What to do:
If a line of the records holds the word "default", copy it out.

Dataset records:
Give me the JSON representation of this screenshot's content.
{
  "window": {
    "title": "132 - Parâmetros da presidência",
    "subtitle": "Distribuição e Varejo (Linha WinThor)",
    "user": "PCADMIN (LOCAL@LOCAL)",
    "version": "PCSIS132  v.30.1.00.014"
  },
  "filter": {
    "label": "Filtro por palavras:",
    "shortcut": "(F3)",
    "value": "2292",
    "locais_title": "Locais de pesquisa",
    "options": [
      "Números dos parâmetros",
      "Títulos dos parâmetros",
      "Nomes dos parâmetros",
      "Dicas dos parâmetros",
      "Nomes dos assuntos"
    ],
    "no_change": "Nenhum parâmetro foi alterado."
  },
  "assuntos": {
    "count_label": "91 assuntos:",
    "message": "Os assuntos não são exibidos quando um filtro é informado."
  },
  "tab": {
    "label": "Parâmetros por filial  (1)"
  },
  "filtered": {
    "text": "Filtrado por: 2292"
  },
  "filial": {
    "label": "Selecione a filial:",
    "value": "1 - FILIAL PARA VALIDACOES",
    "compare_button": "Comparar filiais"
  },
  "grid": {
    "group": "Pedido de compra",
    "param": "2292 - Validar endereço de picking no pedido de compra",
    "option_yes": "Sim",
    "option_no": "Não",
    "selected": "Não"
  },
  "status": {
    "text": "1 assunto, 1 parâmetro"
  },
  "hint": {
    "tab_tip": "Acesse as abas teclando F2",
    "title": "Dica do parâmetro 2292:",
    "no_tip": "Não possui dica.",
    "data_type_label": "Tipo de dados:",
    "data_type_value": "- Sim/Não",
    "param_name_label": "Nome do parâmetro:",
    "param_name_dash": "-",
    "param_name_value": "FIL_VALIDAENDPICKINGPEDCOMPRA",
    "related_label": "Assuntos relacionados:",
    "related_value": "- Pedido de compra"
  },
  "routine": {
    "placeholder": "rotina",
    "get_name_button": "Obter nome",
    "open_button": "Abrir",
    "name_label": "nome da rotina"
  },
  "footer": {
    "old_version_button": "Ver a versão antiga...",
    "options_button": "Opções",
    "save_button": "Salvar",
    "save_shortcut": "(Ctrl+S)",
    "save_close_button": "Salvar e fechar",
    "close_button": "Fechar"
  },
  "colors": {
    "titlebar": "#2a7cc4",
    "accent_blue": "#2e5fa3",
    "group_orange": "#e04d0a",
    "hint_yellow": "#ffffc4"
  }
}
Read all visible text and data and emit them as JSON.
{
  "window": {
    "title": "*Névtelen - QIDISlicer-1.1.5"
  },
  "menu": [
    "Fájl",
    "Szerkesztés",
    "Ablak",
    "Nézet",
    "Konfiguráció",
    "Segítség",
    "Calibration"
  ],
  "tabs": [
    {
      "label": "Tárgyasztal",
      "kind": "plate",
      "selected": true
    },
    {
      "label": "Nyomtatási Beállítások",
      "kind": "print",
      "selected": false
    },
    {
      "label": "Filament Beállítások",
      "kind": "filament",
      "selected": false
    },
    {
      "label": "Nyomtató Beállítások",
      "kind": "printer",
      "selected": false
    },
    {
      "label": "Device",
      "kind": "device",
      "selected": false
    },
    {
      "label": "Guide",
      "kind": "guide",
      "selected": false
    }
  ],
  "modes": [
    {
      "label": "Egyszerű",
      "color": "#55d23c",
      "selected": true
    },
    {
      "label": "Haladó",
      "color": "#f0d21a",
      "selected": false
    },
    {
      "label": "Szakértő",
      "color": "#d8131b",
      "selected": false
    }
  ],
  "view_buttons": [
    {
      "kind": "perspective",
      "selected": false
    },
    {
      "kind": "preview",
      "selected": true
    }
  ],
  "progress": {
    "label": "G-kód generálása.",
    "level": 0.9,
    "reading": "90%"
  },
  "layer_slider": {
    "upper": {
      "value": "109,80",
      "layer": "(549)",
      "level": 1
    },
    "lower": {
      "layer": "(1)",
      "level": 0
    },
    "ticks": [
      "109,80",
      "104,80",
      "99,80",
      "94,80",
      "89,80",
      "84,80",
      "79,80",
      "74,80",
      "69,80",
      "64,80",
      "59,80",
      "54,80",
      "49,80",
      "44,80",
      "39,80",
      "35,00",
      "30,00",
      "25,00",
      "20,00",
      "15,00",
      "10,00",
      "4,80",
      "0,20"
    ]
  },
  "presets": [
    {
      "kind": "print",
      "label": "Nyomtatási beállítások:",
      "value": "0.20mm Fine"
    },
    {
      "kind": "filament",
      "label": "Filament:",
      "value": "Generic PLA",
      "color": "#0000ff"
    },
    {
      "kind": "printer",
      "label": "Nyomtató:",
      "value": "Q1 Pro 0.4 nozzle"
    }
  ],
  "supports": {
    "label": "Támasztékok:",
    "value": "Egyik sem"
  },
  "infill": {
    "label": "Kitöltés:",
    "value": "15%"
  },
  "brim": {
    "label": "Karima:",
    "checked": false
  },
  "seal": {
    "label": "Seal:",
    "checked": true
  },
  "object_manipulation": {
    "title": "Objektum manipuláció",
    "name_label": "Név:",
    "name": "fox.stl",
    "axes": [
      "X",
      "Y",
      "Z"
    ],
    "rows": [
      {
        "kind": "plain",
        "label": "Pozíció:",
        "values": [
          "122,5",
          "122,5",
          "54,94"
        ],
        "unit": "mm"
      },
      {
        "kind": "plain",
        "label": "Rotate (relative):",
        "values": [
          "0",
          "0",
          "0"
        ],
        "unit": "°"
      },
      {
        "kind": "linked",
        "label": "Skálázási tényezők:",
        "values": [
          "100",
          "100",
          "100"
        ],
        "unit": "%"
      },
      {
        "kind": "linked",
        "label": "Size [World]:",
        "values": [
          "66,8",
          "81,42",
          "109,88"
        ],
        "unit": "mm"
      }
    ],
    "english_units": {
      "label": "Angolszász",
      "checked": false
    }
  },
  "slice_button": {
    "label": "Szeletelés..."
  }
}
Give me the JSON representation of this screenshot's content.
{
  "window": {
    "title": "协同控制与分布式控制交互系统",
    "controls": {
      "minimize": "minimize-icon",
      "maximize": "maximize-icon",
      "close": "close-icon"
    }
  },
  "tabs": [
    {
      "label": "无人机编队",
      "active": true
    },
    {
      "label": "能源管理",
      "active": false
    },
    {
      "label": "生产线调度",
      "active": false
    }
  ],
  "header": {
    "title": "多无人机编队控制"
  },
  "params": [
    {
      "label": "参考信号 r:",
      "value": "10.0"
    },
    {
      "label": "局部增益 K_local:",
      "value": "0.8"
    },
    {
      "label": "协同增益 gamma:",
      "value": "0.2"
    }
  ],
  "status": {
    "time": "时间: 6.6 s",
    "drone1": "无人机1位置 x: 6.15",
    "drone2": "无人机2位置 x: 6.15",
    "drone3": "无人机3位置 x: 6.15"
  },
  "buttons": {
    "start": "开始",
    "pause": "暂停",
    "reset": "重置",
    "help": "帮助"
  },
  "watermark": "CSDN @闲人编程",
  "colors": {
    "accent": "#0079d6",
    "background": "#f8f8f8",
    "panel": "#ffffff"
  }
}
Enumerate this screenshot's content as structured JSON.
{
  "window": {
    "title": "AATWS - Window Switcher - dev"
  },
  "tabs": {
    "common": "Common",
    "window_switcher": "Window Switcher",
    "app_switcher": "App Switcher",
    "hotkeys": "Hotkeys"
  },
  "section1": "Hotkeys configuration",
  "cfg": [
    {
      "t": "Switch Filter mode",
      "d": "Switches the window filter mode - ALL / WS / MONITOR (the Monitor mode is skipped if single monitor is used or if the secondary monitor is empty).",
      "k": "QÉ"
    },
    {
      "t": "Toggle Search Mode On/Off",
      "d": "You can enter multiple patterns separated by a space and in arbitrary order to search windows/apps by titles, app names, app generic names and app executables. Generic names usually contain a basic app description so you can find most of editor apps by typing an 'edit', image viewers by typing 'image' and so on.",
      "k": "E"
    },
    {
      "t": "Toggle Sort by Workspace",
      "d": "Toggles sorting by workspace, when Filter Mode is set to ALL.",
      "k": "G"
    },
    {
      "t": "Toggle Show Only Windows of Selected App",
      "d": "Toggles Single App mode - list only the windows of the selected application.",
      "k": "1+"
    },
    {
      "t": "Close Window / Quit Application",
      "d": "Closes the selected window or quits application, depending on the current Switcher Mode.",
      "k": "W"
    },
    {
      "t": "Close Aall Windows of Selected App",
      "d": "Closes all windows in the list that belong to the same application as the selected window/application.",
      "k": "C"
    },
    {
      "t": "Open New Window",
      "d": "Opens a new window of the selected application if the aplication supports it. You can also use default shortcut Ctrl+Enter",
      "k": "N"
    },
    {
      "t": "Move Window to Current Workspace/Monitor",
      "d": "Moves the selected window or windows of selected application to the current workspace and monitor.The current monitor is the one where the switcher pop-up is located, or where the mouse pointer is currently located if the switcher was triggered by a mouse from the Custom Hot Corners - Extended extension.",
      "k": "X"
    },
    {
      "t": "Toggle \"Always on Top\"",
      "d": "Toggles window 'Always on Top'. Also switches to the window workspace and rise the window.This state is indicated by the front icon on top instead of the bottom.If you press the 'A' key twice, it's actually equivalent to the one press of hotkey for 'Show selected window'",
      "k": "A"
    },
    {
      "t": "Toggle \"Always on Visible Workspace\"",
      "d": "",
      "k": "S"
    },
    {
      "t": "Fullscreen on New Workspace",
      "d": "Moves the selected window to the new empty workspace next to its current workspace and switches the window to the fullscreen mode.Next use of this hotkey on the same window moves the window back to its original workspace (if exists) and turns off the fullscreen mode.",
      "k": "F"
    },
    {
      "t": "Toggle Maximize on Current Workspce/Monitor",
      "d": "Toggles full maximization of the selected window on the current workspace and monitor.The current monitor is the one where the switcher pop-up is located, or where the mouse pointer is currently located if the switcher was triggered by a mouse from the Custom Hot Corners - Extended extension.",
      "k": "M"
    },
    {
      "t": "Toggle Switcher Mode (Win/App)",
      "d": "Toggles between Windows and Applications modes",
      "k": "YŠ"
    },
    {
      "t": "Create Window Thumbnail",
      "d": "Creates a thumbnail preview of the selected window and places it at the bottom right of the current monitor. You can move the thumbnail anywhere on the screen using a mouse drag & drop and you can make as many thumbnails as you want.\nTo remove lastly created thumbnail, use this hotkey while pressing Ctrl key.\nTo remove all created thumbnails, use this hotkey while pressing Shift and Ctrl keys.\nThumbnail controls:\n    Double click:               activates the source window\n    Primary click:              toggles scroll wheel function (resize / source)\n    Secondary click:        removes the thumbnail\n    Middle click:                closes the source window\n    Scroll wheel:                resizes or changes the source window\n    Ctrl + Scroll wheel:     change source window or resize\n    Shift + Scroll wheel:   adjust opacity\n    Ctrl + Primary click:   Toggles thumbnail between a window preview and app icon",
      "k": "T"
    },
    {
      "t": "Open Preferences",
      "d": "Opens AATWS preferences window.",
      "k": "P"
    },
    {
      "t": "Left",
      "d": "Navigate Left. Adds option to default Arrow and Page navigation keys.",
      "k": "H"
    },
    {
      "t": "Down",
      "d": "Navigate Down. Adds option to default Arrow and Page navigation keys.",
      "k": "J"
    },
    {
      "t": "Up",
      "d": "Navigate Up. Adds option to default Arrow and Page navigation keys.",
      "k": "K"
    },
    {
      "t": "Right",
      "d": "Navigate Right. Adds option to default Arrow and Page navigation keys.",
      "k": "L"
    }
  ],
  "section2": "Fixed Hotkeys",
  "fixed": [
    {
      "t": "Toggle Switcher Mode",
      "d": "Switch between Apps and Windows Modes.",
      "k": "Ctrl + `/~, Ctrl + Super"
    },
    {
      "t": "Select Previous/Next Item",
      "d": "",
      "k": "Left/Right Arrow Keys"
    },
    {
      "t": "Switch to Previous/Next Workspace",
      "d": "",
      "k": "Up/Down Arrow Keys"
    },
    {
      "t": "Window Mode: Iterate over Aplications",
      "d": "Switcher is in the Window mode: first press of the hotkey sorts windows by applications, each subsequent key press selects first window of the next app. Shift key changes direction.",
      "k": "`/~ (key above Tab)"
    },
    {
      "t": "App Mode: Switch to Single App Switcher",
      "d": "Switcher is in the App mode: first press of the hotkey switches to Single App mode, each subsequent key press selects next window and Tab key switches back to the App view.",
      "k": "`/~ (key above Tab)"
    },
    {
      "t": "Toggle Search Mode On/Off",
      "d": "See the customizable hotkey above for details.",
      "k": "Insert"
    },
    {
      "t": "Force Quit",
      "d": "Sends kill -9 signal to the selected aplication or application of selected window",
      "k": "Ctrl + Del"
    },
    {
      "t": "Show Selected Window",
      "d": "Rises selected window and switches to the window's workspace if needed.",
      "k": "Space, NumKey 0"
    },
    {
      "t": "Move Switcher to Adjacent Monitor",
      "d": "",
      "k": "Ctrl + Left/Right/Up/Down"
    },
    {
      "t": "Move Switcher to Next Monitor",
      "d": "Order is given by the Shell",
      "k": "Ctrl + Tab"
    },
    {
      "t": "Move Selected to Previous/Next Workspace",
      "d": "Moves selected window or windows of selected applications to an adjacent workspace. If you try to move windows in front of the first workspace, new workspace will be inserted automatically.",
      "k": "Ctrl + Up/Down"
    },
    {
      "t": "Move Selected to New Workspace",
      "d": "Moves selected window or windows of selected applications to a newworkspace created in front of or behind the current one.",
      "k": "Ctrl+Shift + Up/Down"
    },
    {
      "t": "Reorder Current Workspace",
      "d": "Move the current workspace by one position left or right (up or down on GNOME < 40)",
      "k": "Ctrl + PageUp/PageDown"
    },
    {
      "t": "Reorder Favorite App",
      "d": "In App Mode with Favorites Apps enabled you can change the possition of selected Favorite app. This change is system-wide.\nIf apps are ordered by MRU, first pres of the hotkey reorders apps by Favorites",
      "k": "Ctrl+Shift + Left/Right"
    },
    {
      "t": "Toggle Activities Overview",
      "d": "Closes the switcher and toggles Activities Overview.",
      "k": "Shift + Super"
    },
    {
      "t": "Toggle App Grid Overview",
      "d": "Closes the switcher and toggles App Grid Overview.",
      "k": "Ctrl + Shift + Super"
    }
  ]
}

Your response:
      "d": "Opens a new window of the selected application if the aplication supports it. You can also use default shortcut Ctrl+Enter",
      "d": "Navigate Left. Adds option to default Arrow and Page navigation keys.",
      "d": "Navigate Down. Adds option to default Arrow and Page navigation keys.",
      "d": "Navigate Up. Adds option to default Arrow and Page navigation keys.",
      "d": "Navigate Right. Adds option to default Arrow and Page navigation keys.",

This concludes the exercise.